Out of all the activities I had planned for myself on my 5 day adventure in Cambodia, one that I was especially looking forward to was visiting a floating village along Tonle Sap Lake. In my head I envisioned weather-worn bamboo huts skirting the edges of the water, boats that have seen better days sputtering by from time to time, and people living in tune with nature. That’s what I was expecting, and it’s pretty close to what I found. But what I wasn’t prepared for was to feel like the biggest, guiltiest voyeur ever.
After settling into the longtail boat and heading downstream towards the big lake on a sunny afternoon, I sat patiently with my camera hanging around my neck, excitedly anticipating that “perfect shot.” I wanted to capture the character and environment of this exotic way of life. And alright, I admit, maybe get a few “likes” on Facebook while I was at it. But when the much awaited floating houses started coming into view and I raised my camera with my finger at the ready, I paused. It occurred to me: this isn’t some cheesy new section of Epcot at Disney World. It’s not a museum exhibit. And it’s not some live theatre performance where thespian norms prevent the actors from returning your stares. This is a person’s home. It’s the place where they live and work. It’s one of the most private, intimate physical representations of their life…and I was about to exploit it for all it was worth in exchange for a lousy ego boost on social media.
The guide noticed my hesitation and reassured me it was okay. “Cambodians love tourists,” he said with a smile. “They understand you like to take pictures. It’s alright. Go ahead.” …So I did. Despite the sinking feeling that deep down these villagers were far from okay with it, that in their eyes I was now no different than any of the other thousands of people that peer into their windows and doorways year after year. And now that I think about it, I set that perception for myself the moment I got on the boat. Snapping pictures of someone’s private life without their permission may have been the ultimate act of intrusion, but putting away my camera and simply looking wouldn’t have made me much more innocent. Camera or not, I was still on the boat.
Following a beautiful sunset and short ride back to the dock, I left the tour with this pang of guilt for having contributed to the collective treatment of these impoverished people as some kind of sideshow. But a part of me was still glad I went. However, it was NOT because I got that “perfect shot,” but because of an important lesson that I learned and all the new questions I was asking myself: Where is the line between being a tourist and an invader? Why do we allow ourselves to intrude on other people’s personal lives when, if our roles were reversed, we’d probably tell them to go to hell and slam the door in their faces? And when first-world professional photographers sell pictures of underprivileged men, women and children to the likes of National Geographic and TIME for thousands of dollars, what are the chances that the pockets of the people in those photos ever see any of that money?

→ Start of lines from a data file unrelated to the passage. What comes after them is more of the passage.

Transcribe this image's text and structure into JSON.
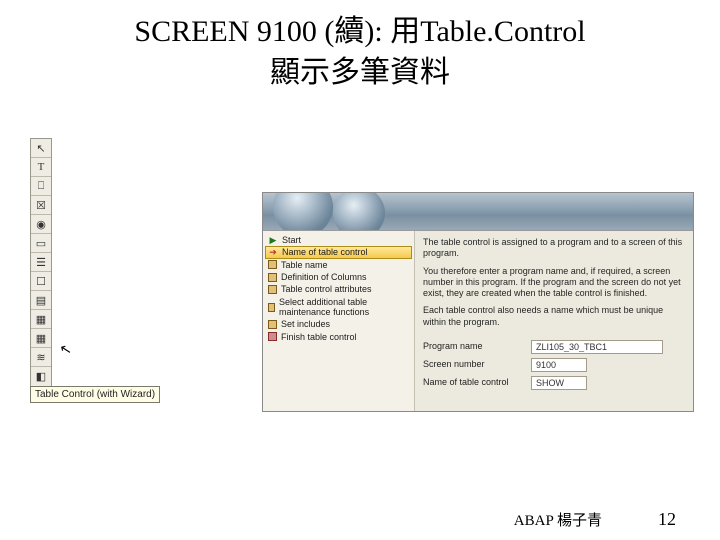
{
  "title": {
    "line1_a": "SCREEN 9100 (",
    "line1_b": "續",
    "line1_c": "): ",
    "line1_d": "用",
    "line1_e": "Table.Control",
    "line2": "顯示多筆資料"
  },
  "toolbox": {
    "items": [
      {
        "name": "pointer-icon",
        "glyph": "↖"
      },
      {
        "name": "text-icon",
        "glyph": "T"
      },
      {
        "name": "input-icon",
        "glyph": "⎕"
      },
      {
        "name": "checkbox-icon",
        "glyph": "☒"
      },
      {
        "name": "radio-icon",
        "glyph": "◉"
      },
      {
        "name": "button-icon",
        "glyph": "▭"
      },
      {
        "name": "tabstrip-icon",
        "glyph": "☰"
      },
      {
        "name": "box-icon",
        "glyph": "☐"
      },
      {
        "name": "subscreen-icon",
        "glyph": "▤"
      },
      {
        "name": "table-control-icon",
        "glyph": "▦"
      },
      {
        "name": "table-control-wizard-icon",
        "glyph": "▦"
      },
      {
        "name": "custom-control-icon",
        "glyph": "≋"
      },
      {
        "name": "status-icon",
        "glyph": "◧"
      }
    ]
  },
  "tooltip": "Table Control (with Wizard)",
  "wizard": {
    "nav": [
      {
        "icon": "play",
        "label": "Start",
        "selected": false
      },
      {
        "icon": "arrow",
        "label": "Name of table control",
        "selected": true
      },
      {
        "icon": "box",
        "label": "Table name",
        "selected": false
      },
      {
        "icon": "box",
        "label": "Definition of Columns",
        "selected": false
      },
      {
        "icon": "box",
        "label": "Table control attributes",
        "selected": false
      },
      {
        "icon": "box",
        "label": "Select additional table maintenance functions",
        "selected": false
      },
      {
        "icon": "box",
        "label": "Set includes",
        "selected": false
      },
      {
        "icon": "boxred",
        "label": "Finish table control",
        "selected": false
      }
    ],
    "intro1": "The table control is assigned to a program and to a screen of this program.",
    "intro2": "You therefore enter a program name and, if required, a screen number in this program. If the program and the screen do not yet exist, they are created when the table control is finished.",
    "intro3": "Each table control also needs a name which must be unique within the program.",
    "fields": {
      "program_label": "Program name",
      "program_value": "ZLI105_30_TBC1",
      "screen_label": "Screen number",
      "screen_value": "9100",
      "tcname_label": "Name of table control",
      "tcname_value": "SHOW"
    }
  },
  "footer": {
    "credit": "ABAP 楊子青",
    "page": "12"
  }
}
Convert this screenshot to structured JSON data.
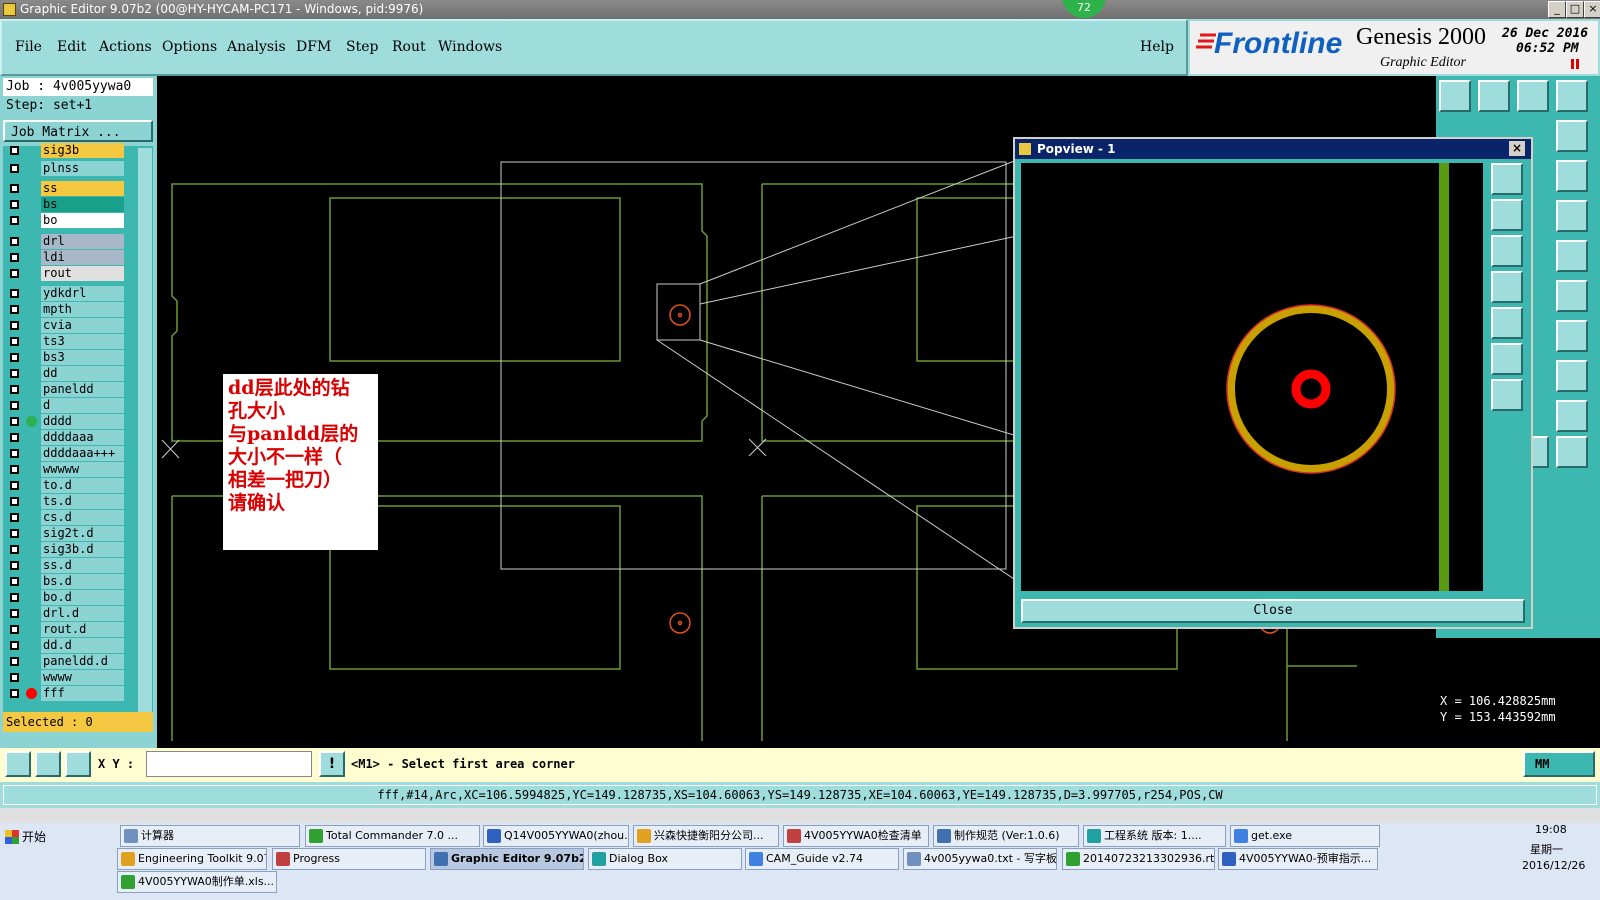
{
  "window": {
    "title": "Graphic Editor 9.07b2 (00@HY-HYCAM-PC171 - Windows, pid:9976)",
    "badge": "72"
  },
  "menu": {
    "items": [
      "File",
      "Edit",
      "Actions",
      "Options",
      "Analysis",
      "DFM",
      "Step",
      "Rout",
      "Windows"
    ],
    "help": "Help"
  },
  "brand": {
    "logo": "Frontline",
    "product": "Genesis 2000",
    "subtitle": "Graphic Editor",
    "date": "26 Dec 2016",
    "time": "06:52 PM"
  },
  "left": {
    "job": "Job : 4v005yywa0",
    "step": "Step: set+1",
    "job_matrix": "Job Matrix ...",
    "selected": "Selected : 0",
    "layers": [
      {
        "name": "sig3b",
        "color": "#f5c842"
      },
      {
        "name": "plnss",
        "color": "#8cd4d4"
      },
      {
        "name": "ss",
        "color": "#f5c842"
      },
      {
        "name": "bs",
        "color": "#1aa08a"
      },
      {
        "name": "bo",
        "color": "#ffffff"
      },
      {
        "name": "drl",
        "color": "#a8b8c8"
      },
      {
        "name": "ldi",
        "color": "#a8b8c8"
      },
      {
        "name": "rout",
        "color": "#e0e0e0"
      },
      {
        "name": "ydkdrl",
        "color": "#8cd4d4"
      },
      {
        "name": "mpth",
        "color": "#8cd4d4"
      },
      {
        "name": "cvia",
        "color": "#8cd4d4"
      },
      {
        "name": "ts3",
        "color": "#8cd4d4"
      },
      {
        "name": "bs3",
        "color": "#8cd4d4"
      },
      {
        "name": "dd",
        "color": "#8cd4d4"
      },
      {
        "name": "paneldd",
        "color": "#8cd4d4"
      },
      {
        "name": "d",
        "color": "#8cd4d4"
      },
      {
        "name": "dddd",
        "color": "#8cd4d4"
      },
      {
        "name": "ddddaaa",
        "color": "#8cd4d4"
      },
      {
        "name": "ddddaaa+++",
        "color": "#8cd4d4"
      },
      {
        "name": "wwwww",
        "color": "#8cd4d4"
      },
      {
        "name": "to.d",
        "color": "#8cd4d4"
      },
      {
        "name": "ts.d",
        "color": "#8cd4d4"
      },
      {
        "name": "cs.d",
        "color": "#8cd4d4"
      },
      {
        "name": "sig2t.d",
        "color": "#8cd4d4"
      },
      {
        "name": "sig3b.d",
        "color": "#8cd4d4"
      },
      {
        "name": "ss.d",
        "color": "#8cd4d4"
      },
      {
        "name": "bs.d",
        "color": "#8cd4d4"
      },
      {
        "name": "bo.d",
        "color": "#8cd4d4"
      },
      {
        "name": "drl.d",
        "color": "#8cd4d4"
      },
      {
        "name": "rout.d",
        "color": "#8cd4d4"
      },
      {
        "name": "dd.d",
        "color": "#8cd4d4"
      },
      {
        "name": "paneldd.d",
        "color": "#8cd4d4"
      },
      {
        "name": "wwww",
        "color": "#8cd4d4"
      },
      {
        "name": "fff",
        "color": "#8cd4d4"
      }
    ]
  },
  "annotation": {
    "lines": [
      "dd层此处的钻",
      "孔大小",
      "与panldd层的",
      "大小不一样（",
      "相差一把刀）",
      "请确认"
    ]
  },
  "popview": {
    "title": "Popview - 1",
    "close": "Close"
  },
  "coords": {
    "x": "X  =  106.428825mm",
    "y": "Y  =  153.443592mm"
  },
  "command": {
    "xy_label": "X Y :",
    "xy_value": "",
    "prompt": "<M1> - Select first area corner",
    "unit": "MM"
  },
  "status_line": "fff,#14,Arc,XC=106.5994825,YC=149.128735,XS=104.60063,YS=149.128735,XE=104.60063,YE=149.128735,D=3.997705,r254,POS,CW",
  "taskbar": {
    "start": "开始",
    "row1": [
      "计算器",
      "Total Commander 7.0 ...",
      "Q14V005YYWA0(zhou...",
      "兴森快捷衡阳分公司...",
      "4V005YYWA0检查清单",
      "制作规范 (Ver:1.0.6)",
      "工程系统  版本: 1....",
      "get.exe"
    ],
    "row2": [
      "Engineering Toolkit 9.07...",
      "Progress",
      "Graphic Editor 9.07b2...",
      "Dialog Box",
      "CAM_Guide v2.74",
      "4v005yywa0.txt - 写字板",
      "20140723213302936.rt...",
      "4V005YYWA0-预审指示..."
    ],
    "row3": [
      "4V005YYWA0制作单.xls..."
    ],
    "clock_time": "19:08",
    "clock_day": "星期一",
    "clock_date": "2016/12/26"
  }
}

These sinking feelings and questions continued to float through my mind for the rest of the trip. And when I say that, you might think I had a miserable time filled with self-loathing and cynicism because of it. But that’s far from true. If all we ever did was ponder the hardships of life and stew over the injustices of the world, we’d all probably end up taking ourselves on a much more permanent vacation, if you know what I mean. So we move on. We tune out the ugliness and the sadness, and crank up the volume of the awesomeness. And that’s what I eventually did. As a result, I had an absolute blast crawling through ancient ruins and zipping down the street on the back of a motorbike. I treated myself to an 8-minute helicopter ride over Angkor Wat and tried my hand at a rare style of local art. And whenever those sinking feelings crept back to the surface, I viewed their presence not as a threat to my own enjoyment of the trip, but as opportunity to grow a little more mindful and stay a little more humble in the future, whether I’m abroad or not.